§ TASK
With pictures removed, the data below should be returned exactly.

§ PROVIDED INFORMATION
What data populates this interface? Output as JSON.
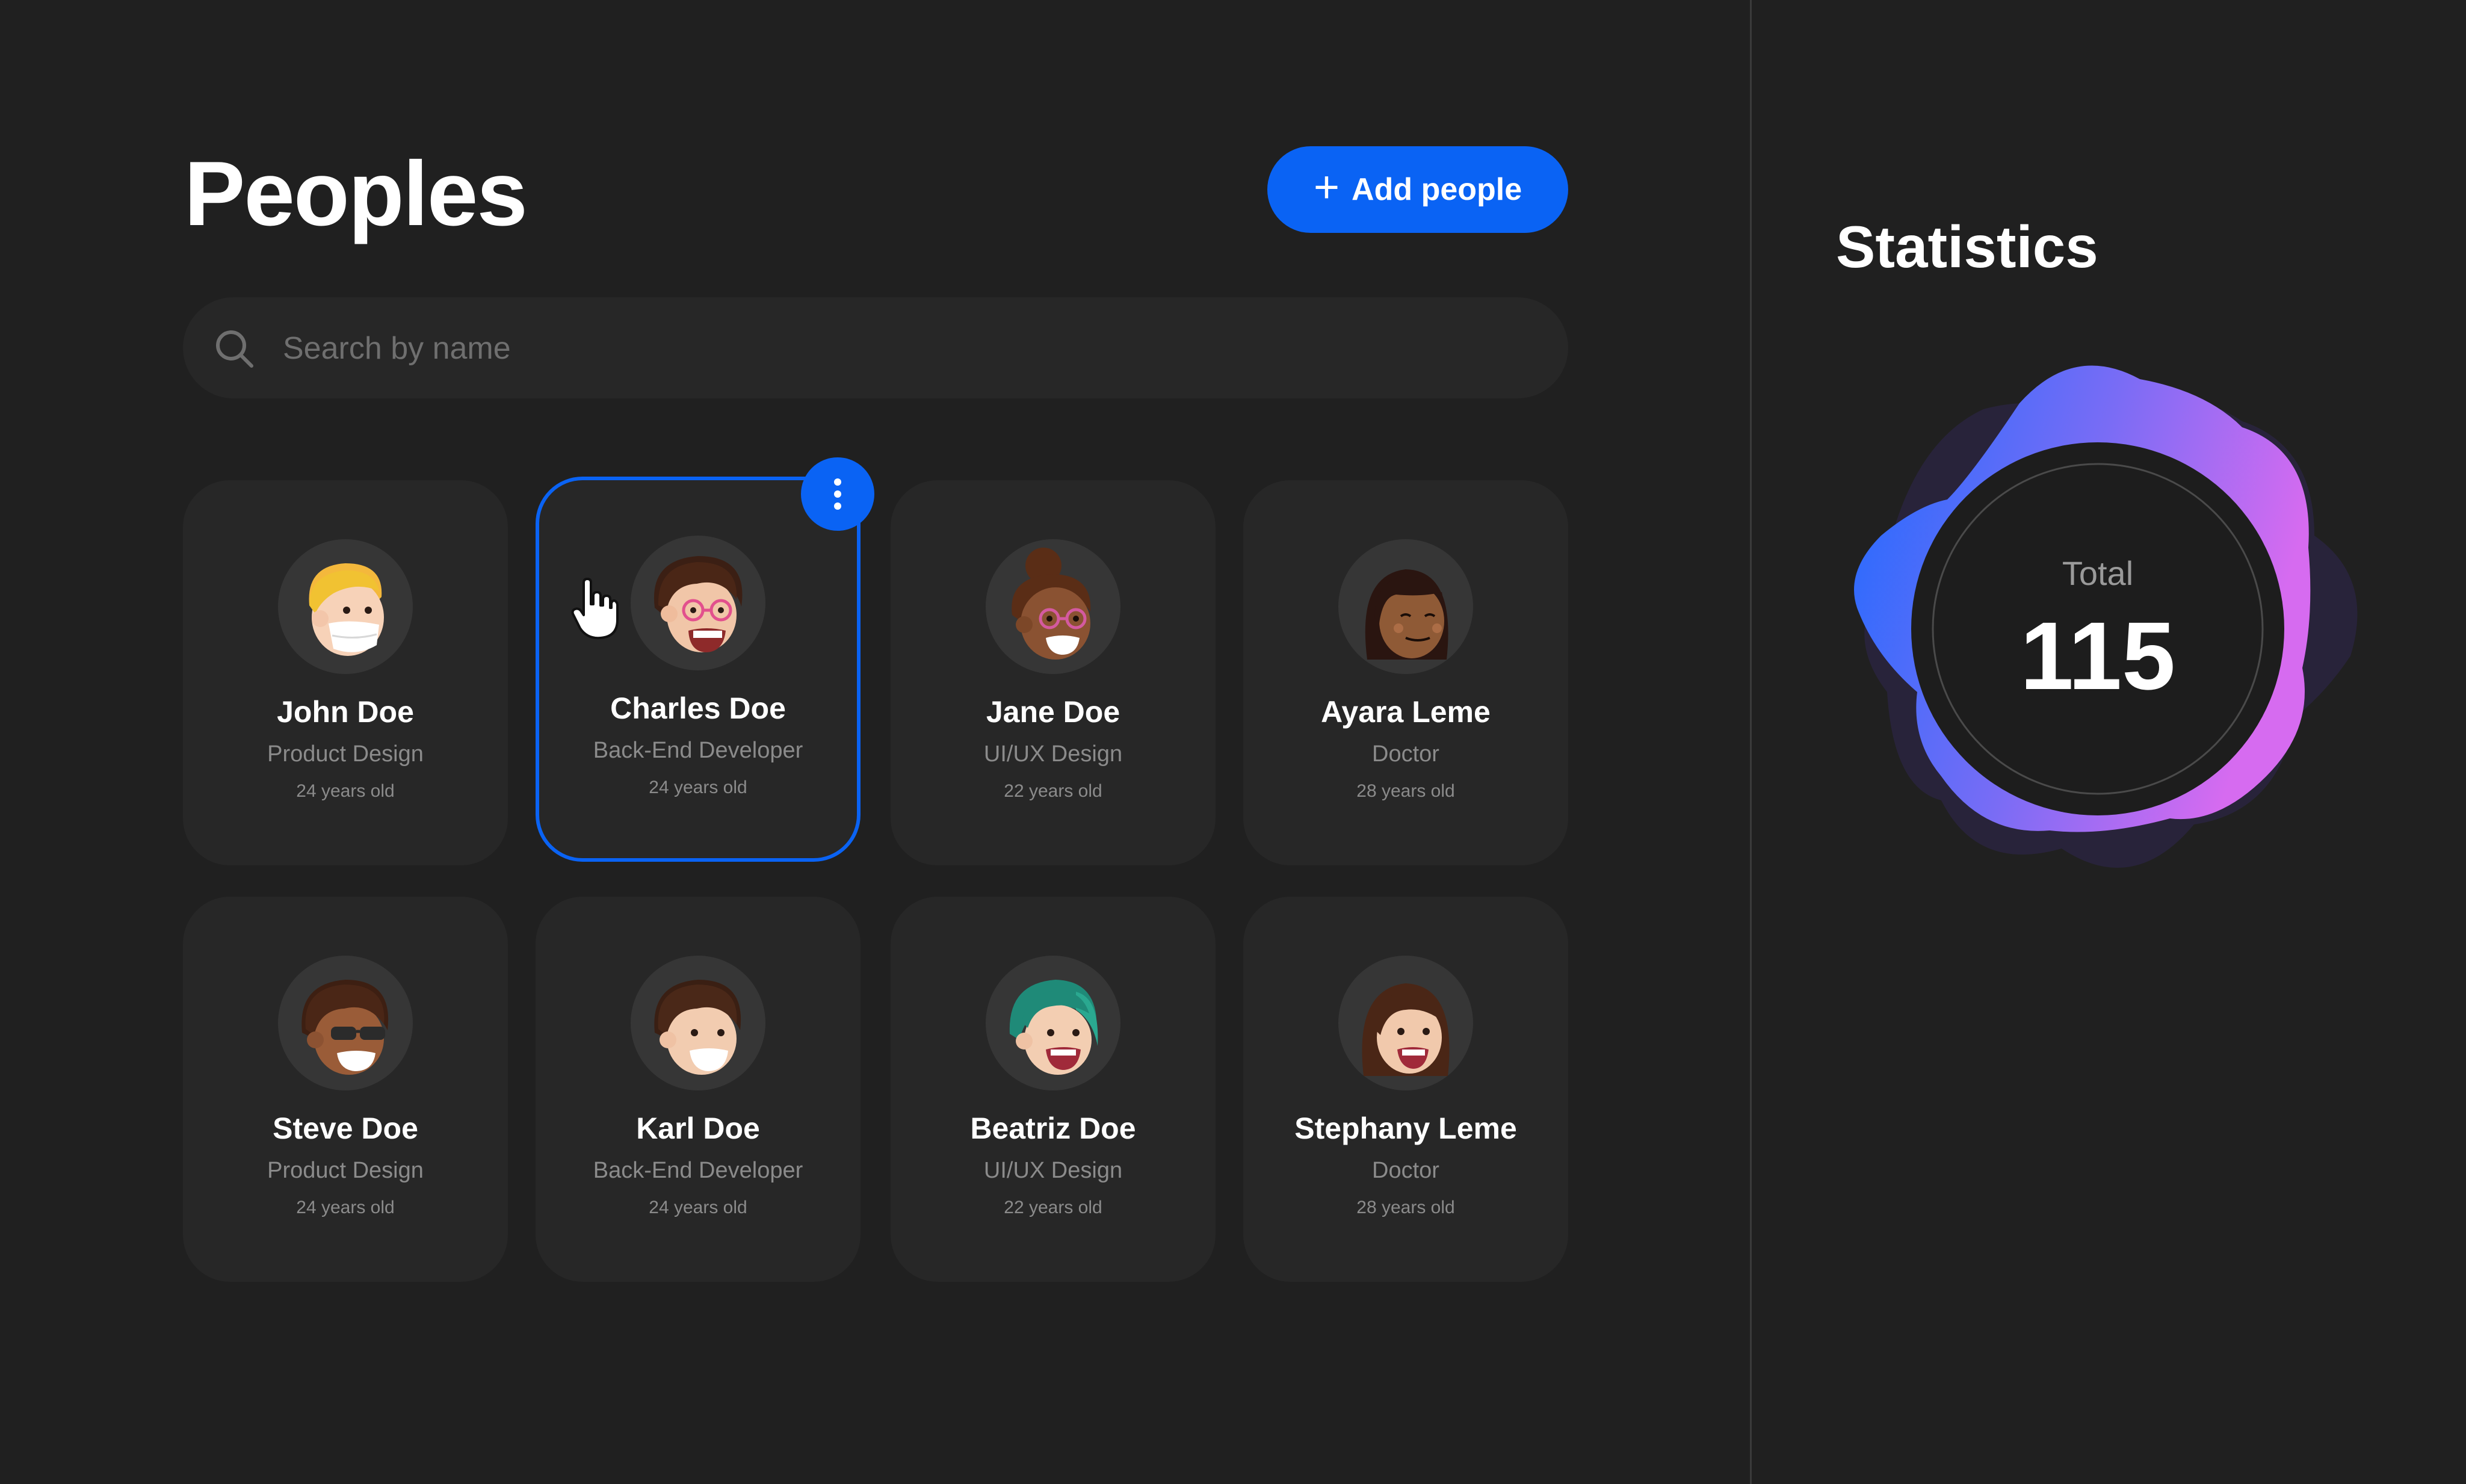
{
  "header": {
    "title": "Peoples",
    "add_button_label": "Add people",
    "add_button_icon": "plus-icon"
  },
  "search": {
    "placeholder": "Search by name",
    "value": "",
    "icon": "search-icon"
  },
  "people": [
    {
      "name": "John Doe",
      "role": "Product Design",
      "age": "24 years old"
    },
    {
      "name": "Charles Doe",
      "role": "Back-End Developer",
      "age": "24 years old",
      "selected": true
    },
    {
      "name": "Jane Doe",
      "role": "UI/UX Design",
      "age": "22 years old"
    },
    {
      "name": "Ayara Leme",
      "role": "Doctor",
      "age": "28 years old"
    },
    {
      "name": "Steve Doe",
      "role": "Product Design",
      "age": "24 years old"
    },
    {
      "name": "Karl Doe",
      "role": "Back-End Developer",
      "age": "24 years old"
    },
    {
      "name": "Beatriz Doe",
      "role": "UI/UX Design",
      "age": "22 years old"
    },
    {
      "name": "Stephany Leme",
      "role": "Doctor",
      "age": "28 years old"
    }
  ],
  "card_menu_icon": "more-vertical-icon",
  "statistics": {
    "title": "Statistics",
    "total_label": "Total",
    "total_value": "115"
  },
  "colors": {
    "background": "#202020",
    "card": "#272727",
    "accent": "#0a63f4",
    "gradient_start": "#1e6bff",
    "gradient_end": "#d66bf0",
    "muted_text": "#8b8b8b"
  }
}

§ RESULT
What data populates this interface? Output as JSON.
{
  "header": {
    "title": "Peoples",
    "add_button_label": "Add people",
    "add_button_icon": "plus-icon"
  },
  "search": {
    "placeholder": "Search by name",
    "value": "",
    "icon": "search-icon"
  },
  "people": [
    {
      "name": "John Doe",
      "role": "Product Design",
      "age": "24 years old"
    },
    {
      "name": "Charles Doe",
      "role": "Back-End Developer",
      "age": "24 years old",
      "selected": true
    },
    {
      "name": "Jane Doe",
      "role": "UI/UX Design",
      "age": "22 years old"
    },
    {
      "name": "Ayara Leme",
      "role": "Doctor",
      "age": "28 years old"
    },
    {
      "name": "Steve Doe",
      "role": "Product Design",
      "age": "24 years old"
    },
    {
      "name": "Karl Doe",
      "role": "Back-End Developer",
      "age": "24 years old"
    },
    {
      "name": "Beatriz Doe",
      "role": "UI/UX Design",
      "age": "22 years old"
    },
    {
      "name": "Stephany Leme",
      "role": "Doctor",
      "age": "28 years old"
    }
  ],
  "card_menu_icon": "more-vertical-icon",
  "statistics": {
    "title": "Statistics",
    "total_label": "Total",
    "total_value": "115"
  },
  "colors": {
    "background": "#202020",
    "card": "#272727",
    "accent": "#0a63f4",
    "gradient_start": "#1e6bff",
    "gradient_end": "#d66bf0",
    "muted_text": "#8b8b8b"
  }
}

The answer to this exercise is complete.